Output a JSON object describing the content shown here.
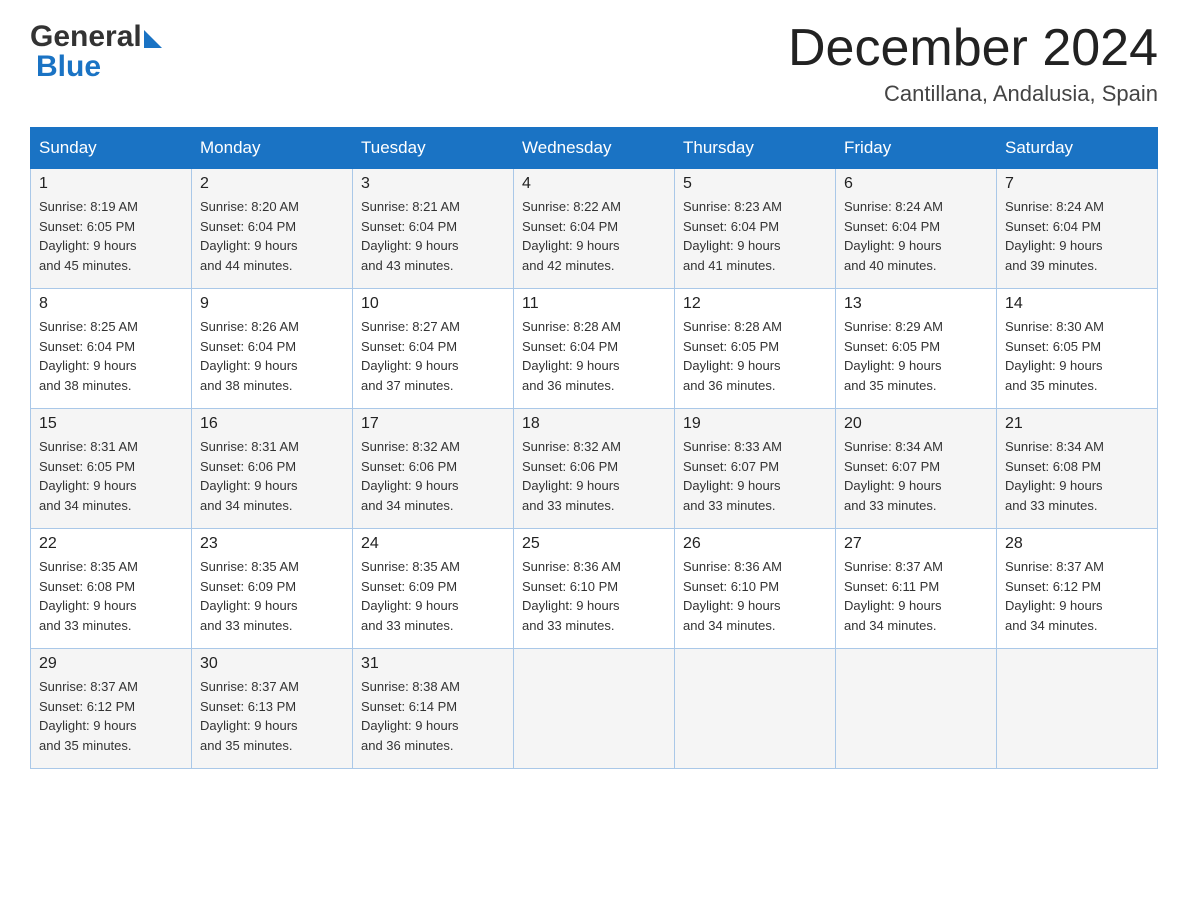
{
  "header": {
    "logo_general": "General",
    "logo_blue": "Blue",
    "month_title": "December 2024",
    "location": "Cantillana, Andalusia, Spain"
  },
  "days_of_week": [
    "Sunday",
    "Monday",
    "Tuesday",
    "Wednesday",
    "Thursday",
    "Friday",
    "Saturday"
  ],
  "weeks": [
    [
      {
        "day": "1",
        "sunrise": "8:19 AM",
        "sunset": "6:05 PM",
        "daylight": "9 hours and 45 minutes."
      },
      {
        "day": "2",
        "sunrise": "8:20 AM",
        "sunset": "6:04 PM",
        "daylight": "9 hours and 44 minutes."
      },
      {
        "day": "3",
        "sunrise": "8:21 AM",
        "sunset": "6:04 PM",
        "daylight": "9 hours and 43 minutes."
      },
      {
        "day": "4",
        "sunrise": "8:22 AM",
        "sunset": "6:04 PM",
        "daylight": "9 hours and 42 minutes."
      },
      {
        "day": "5",
        "sunrise": "8:23 AM",
        "sunset": "6:04 PM",
        "daylight": "9 hours and 41 minutes."
      },
      {
        "day": "6",
        "sunrise": "8:24 AM",
        "sunset": "6:04 PM",
        "daylight": "9 hours and 40 minutes."
      },
      {
        "day": "7",
        "sunrise": "8:24 AM",
        "sunset": "6:04 PM",
        "daylight": "9 hours and 39 minutes."
      }
    ],
    [
      {
        "day": "8",
        "sunrise": "8:25 AM",
        "sunset": "6:04 PM",
        "daylight": "9 hours and 38 minutes."
      },
      {
        "day": "9",
        "sunrise": "8:26 AM",
        "sunset": "6:04 PM",
        "daylight": "9 hours and 38 minutes."
      },
      {
        "day": "10",
        "sunrise": "8:27 AM",
        "sunset": "6:04 PM",
        "daylight": "9 hours and 37 minutes."
      },
      {
        "day": "11",
        "sunrise": "8:28 AM",
        "sunset": "6:04 PM",
        "daylight": "9 hours and 36 minutes."
      },
      {
        "day": "12",
        "sunrise": "8:28 AM",
        "sunset": "6:05 PM",
        "daylight": "9 hours and 36 minutes."
      },
      {
        "day": "13",
        "sunrise": "8:29 AM",
        "sunset": "6:05 PM",
        "daylight": "9 hours and 35 minutes."
      },
      {
        "day": "14",
        "sunrise": "8:30 AM",
        "sunset": "6:05 PM",
        "daylight": "9 hours and 35 minutes."
      }
    ],
    [
      {
        "day": "15",
        "sunrise": "8:31 AM",
        "sunset": "6:05 PM",
        "daylight": "9 hours and 34 minutes."
      },
      {
        "day": "16",
        "sunrise": "8:31 AM",
        "sunset": "6:06 PM",
        "daylight": "9 hours and 34 minutes."
      },
      {
        "day": "17",
        "sunrise": "8:32 AM",
        "sunset": "6:06 PM",
        "daylight": "9 hours and 34 minutes."
      },
      {
        "day": "18",
        "sunrise": "8:32 AM",
        "sunset": "6:06 PM",
        "daylight": "9 hours and 33 minutes."
      },
      {
        "day": "19",
        "sunrise": "8:33 AM",
        "sunset": "6:07 PM",
        "daylight": "9 hours and 33 minutes."
      },
      {
        "day": "20",
        "sunrise": "8:34 AM",
        "sunset": "6:07 PM",
        "daylight": "9 hours and 33 minutes."
      },
      {
        "day": "21",
        "sunrise": "8:34 AM",
        "sunset": "6:08 PM",
        "daylight": "9 hours and 33 minutes."
      }
    ],
    [
      {
        "day": "22",
        "sunrise": "8:35 AM",
        "sunset": "6:08 PM",
        "daylight": "9 hours and 33 minutes."
      },
      {
        "day": "23",
        "sunrise": "8:35 AM",
        "sunset": "6:09 PM",
        "daylight": "9 hours and 33 minutes."
      },
      {
        "day": "24",
        "sunrise": "8:35 AM",
        "sunset": "6:09 PM",
        "daylight": "9 hours and 33 minutes."
      },
      {
        "day": "25",
        "sunrise": "8:36 AM",
        "sunset": "6:10 PM",
        "daylight": "9 hours and 33 minutes."
      },
      {
        "day": "26",
        "sunrise": "8:36 AM",
        "sunset": "6:10 PM",
        "daylight": "9 hours and 34 minutes."
      },
      {
        "day": "27",
        "sunrise": "8:37 AM",
        "sunset": "6:11 PM",
        "daylight": "9 hours and 34 minutes."
      },
      {
        "day": "28",
        "sunrise": "8:37 AM",
        "sunset": "6:12 PM",
        "daylight": "9 hours and 34 minutes."
      }
    ],
    [
      {
        "day": "29",
        "sunrise": "8:37 AM",
        "sunset": "6:12 PM",
        "daylight": "9 hours and 35 minutes."
      },
      {
        "day": "30",
        "sunrise": "8:37 AM",
        "sunset": "6:13 PM",
        "daylight": "9 hours and 35 minutes."
      },
      {
        "day": "31",
        "sunrise": "8:38 AM",
        "sunset": "6:14 PM",
        "daylight": "9 hours and 36 minutes."
      },
      null,
      null,
      null,
      null
    ]
  ],
  "labels": {
    "sunrise": "Sunrise:",
    "sunset": "Sunset:",
    "daylight": "Daylight:"
  }
}
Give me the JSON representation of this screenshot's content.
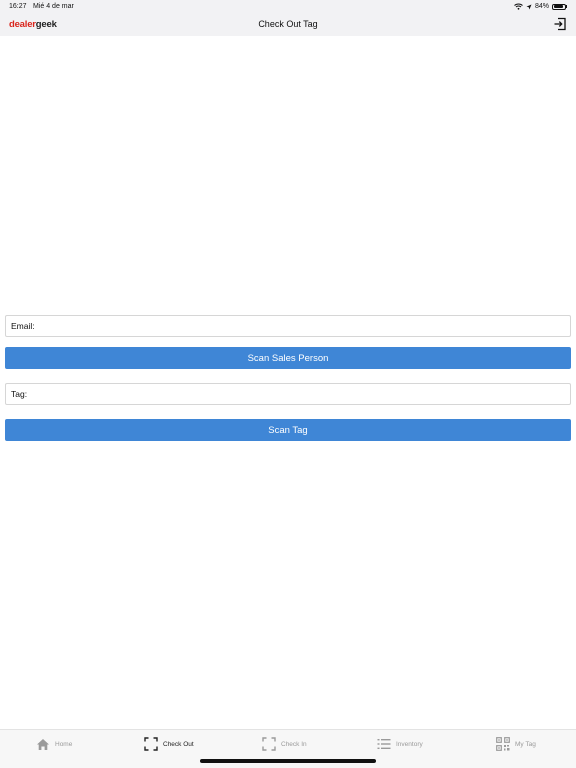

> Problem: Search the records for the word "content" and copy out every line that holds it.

> Written response:
Output a JSON object describing the content shown here.
Give me the JSON representation of this screenshot's content.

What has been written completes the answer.